Dataset entries

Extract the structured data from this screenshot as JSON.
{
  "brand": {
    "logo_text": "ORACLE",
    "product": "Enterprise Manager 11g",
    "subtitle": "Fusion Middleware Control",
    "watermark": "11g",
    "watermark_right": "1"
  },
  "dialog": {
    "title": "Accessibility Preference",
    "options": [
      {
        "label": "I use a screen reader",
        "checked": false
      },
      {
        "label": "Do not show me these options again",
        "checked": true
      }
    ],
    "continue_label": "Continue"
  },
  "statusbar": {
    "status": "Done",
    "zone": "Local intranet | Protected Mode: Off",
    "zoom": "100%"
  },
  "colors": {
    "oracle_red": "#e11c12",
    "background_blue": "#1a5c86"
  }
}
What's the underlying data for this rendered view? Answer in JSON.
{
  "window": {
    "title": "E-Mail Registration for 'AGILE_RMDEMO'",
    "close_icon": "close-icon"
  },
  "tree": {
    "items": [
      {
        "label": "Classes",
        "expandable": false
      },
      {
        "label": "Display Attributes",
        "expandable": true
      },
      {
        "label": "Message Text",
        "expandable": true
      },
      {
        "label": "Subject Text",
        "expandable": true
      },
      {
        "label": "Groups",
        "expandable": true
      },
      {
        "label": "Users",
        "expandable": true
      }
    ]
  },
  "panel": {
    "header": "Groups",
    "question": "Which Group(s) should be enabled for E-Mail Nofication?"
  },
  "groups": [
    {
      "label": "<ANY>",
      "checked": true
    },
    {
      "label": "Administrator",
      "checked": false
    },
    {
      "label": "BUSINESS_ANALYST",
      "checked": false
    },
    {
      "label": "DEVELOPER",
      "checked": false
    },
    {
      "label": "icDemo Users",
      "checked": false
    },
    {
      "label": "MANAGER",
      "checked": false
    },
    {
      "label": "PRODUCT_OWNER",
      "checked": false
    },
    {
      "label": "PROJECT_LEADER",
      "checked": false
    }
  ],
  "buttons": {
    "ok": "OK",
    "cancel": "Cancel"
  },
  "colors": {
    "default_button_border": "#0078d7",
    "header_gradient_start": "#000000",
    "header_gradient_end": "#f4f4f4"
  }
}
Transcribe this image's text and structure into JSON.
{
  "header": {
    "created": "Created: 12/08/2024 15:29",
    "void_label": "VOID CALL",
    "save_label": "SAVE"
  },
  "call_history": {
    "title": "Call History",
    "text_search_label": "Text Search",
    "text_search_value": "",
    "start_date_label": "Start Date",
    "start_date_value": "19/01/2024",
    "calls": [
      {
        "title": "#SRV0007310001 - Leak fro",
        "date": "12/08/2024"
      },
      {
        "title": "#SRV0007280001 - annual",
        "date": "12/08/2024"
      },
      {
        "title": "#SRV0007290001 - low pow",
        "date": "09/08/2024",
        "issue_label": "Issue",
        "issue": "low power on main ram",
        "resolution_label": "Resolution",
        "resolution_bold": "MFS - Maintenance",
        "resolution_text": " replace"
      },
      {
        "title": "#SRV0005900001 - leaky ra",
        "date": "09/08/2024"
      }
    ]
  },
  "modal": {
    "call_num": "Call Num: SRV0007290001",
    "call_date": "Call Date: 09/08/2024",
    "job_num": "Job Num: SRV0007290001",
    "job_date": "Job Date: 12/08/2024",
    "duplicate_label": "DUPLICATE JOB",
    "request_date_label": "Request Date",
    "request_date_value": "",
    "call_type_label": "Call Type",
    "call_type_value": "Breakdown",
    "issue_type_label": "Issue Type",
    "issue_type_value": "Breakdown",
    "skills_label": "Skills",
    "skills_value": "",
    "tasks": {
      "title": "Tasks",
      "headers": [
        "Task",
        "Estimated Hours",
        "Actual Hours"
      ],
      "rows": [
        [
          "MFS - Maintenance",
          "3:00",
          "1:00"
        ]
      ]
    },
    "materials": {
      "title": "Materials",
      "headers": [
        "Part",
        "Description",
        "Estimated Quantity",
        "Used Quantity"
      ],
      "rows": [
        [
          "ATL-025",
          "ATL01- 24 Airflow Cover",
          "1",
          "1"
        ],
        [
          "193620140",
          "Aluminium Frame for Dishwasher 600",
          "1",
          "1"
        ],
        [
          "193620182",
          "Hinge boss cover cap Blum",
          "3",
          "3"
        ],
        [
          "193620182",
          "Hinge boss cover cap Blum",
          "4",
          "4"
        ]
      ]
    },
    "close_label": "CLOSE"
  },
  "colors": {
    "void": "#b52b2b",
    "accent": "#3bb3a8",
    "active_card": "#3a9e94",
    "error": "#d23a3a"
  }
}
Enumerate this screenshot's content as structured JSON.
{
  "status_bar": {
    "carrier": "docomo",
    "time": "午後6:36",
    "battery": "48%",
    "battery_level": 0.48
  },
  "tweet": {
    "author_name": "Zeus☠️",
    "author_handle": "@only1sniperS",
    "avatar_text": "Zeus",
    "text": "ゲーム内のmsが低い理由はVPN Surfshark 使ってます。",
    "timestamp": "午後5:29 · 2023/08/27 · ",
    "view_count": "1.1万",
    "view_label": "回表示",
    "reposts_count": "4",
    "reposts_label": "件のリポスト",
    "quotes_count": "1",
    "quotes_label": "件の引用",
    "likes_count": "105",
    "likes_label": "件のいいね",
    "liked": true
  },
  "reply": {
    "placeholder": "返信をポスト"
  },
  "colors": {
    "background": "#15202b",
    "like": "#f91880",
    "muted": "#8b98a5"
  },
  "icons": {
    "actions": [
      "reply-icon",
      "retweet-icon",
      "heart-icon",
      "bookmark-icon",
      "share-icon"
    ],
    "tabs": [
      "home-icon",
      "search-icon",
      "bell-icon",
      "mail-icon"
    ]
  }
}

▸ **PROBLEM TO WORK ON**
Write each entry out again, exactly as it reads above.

▸ **EXERCISE OUTPUT**
Extract the structured data from this screenshot as JSON.
{
  "brand": {
    "logo_text": "ORACLE",
    "product": "Enterprise Manager 11g",
    "subtitle": "Fusion Middleware Control",
    "watermark": "11g",
    "watermark_right": "1"
  },
  "dialog": {
    "title": "Accessibility Preference",
    "options": [
      {
        "label": "I use a screen reader",
        "checked": false
      },
      {
        "label": "Do not show me these options again",
        "checked": true
      }
    ],
    "continue_label": "Continue"
  },
  "statusbar": {
    "status": "Done",
    "zone": "Local intranet | Protected Mode: Off",
    "zoom": "100%"
  },
  "colors": {
    "oracle_red": "#e11c12",
    "background_blue": "#1a5c86"
  }
}
What's the underlying data for this rendered view? Answer in JSON.
{
  "window": {
    "title": "E-Mail Registration for 'AGILE_RMDEMO'",
    "close_icon": "close-icon"
  },
  "tree": {
    "items": [
      {
        "label": "Classes",
        "expandable": false
      },
      {
        "label": "Display Attributes",
        "expandable": true
      },
      {
        "label": "Message Text",
        "expandable": true
      },
      {
        "label": "Subject Text",
        "expandable": true
      },
      {
        "label": "Groups",
        "expandable": true
      },
      {
        "label": "Users",
        "expandable": true
      }
    ]
  },
  "panel": {
    "header": "Groups",
    "question": "Which Group(s) should be enabled for E-Mail Nofication?"
  },
  "groups": [
    {
      "label": "<ANY>",
      "checked": true
    },
    {
      "label": "Administrator",
      "checked": false
    },
    {
      "label": "BUSINESS_ANALYST",
      "checked": false
    },
    {
      "label": "DEVELOPER",
      "checked": false
    },
    {
      "label": "icDemo Users",
      "checked": false
    },
    {
      "label": "MANAGER",
      "checked": false
    },
    {
      "label": "PRODUCT_OWNER",
      "checked": false
    },
    {
      "label": "PROJECT_LEADER",
      "checked": false
    }
  ],
  "buttons": {
    "ok": "OK",
    "cancel": "Cancel"
  },
  "colors": {
    "default_button_border": "#0078d7",
    "header_gradient_start": "#000000",
    "header_gradient_end": "#f4f4f4"
  }
}
Transcribe this image's text and structure into JSON.
{
  "header": {
    "created": "Created: 12/08/2024 15:29",
    "void_label": "VOID CALL",
    "save_label": "SAVE"
  },
  "call_history": {
    "title": "Call History",
    "text_search_label": "Text Search",
    "text_search_value": "",
    "start_date_label": "Start Date",
    "start_date_value": "19/01/2024",
    "calls": [
      {
        "title": "#SRV0007310001 - Leak fro",
        "date": "12/08/2024"
      },
      {
        "title": "#SRV0007280001 - annual",
        "date": "12/08/2024"
      },
      {
        "title": "#SRV0007290001 - low pow",
        "date": "09/08/2024",
        "issue_label": "Issue",
        "issue": "low power on main ram",
        "resolution_label": "Resolution",
        "resolution_bold": "MFS - Maintenance",
        "resolution_text": " replace"
      },
      {
        "title": "#SRV0005900001 - leaky ra",
        "date": "09/08/2024"
      }
    ]
  },
  "modal": {
    "call_num": "Call Num: SRV0007290001",
    "call_date": "Call Date: 09/08/2024",
    "job_num": "Job Num: SRV0007290001",
    "job_date": "Job Date: 12/08/2024",
    "duplicate_label": "DUPLICATE JOB",
    "request_date_label": "Request Date",
    "request_date_value": "",
    "call_type_label": "Call Type",
    "call_type_value": "Breakdown",
    "issue_type_label": "Issue Type",
    "issue_type_value": "Breakdown",
    "skills_label": "Skills",
    "skills_value": "",
    "tasks": {
      "title": "Tasks",
      "headers": [
        "Task",
        "Estimated Hours",
        "Actual Hours"
      ],
      "rows": [
        [
          "MFS - Maintenance",
          "3:00",
          "1:00"
        ]
      ]
    },
    "materials": {
      "title": "Materials",
      "headers": [
        "Part",
        "Description",
        "Estimated Quantity",
        "Used Quantity"
      ],
      "rows": [
        [
          "ATL-025",
          "ATL01- 24 Airflow Cover",
          "1",
          "1"
        ],
        [
          "193620140",
          "Aluminium Frame for Dishwasher 600",
          "1",
          "1"
        ],
        [
          "193620182",
          "Hinge boss cover cap Blum",
          "3",
          "3"
        ],
        [
          "193620182",
          "Hinge boss cover cap Blum",
          "4",
          "4"
        ]
      ]
    },
    "close_label": "CLOSE"
  },
  "colors": {
    "void": "#b52b2b",
    "accent": "#3bb3a8",
    "active_card": "#3a9e94",
    "error": "#d23a3a"
  }
}
Enumerate this screenshot's content as structured JSON.
{
  "status_bar": {
    "carrier": "docomo",
    "time": "午後6:36",
    "battery": "48%",
    "battery_level": 0.48
  },
  "tweet": {
    "author_name": "Zeus☠️",
    "author_handle": "@only1sniperS",
    "avatar_text": "Zeus",
    "text": "ゲーム内のmsが低い理由はVPN Surfshark 使ってます。",
    "timestamp": "午後5:29 · 2023/08/27 · ",
    "view_count": "1.1万",
    "view_label": "回表示",
    "reposts_count": "4",
    "reposts_label": "件のリポスト",
    "quotes_count": "1",
    "quotes_label": "件の引用",
    "likes_count": "105",
    "likes_label": "件のいいね",
    "liked": true
  },
  "reply": {
    "placeholder": "返信をポスト"
  },
  "colors": {
    "background": "#15202b",
    "like": "#f91880",
    "muted": "#8b98a5"
  },
  "icons": {
    "actions": [
      "reply-icon",
      "retweet-icon",
      "heart-icon",
      "bookmark-icon",
      "share-icon"
    ],
    "tabs": [
      "home-icon",
      "search-icon",
      "bell-icon",
      "mail-icon"
    ]
  }
}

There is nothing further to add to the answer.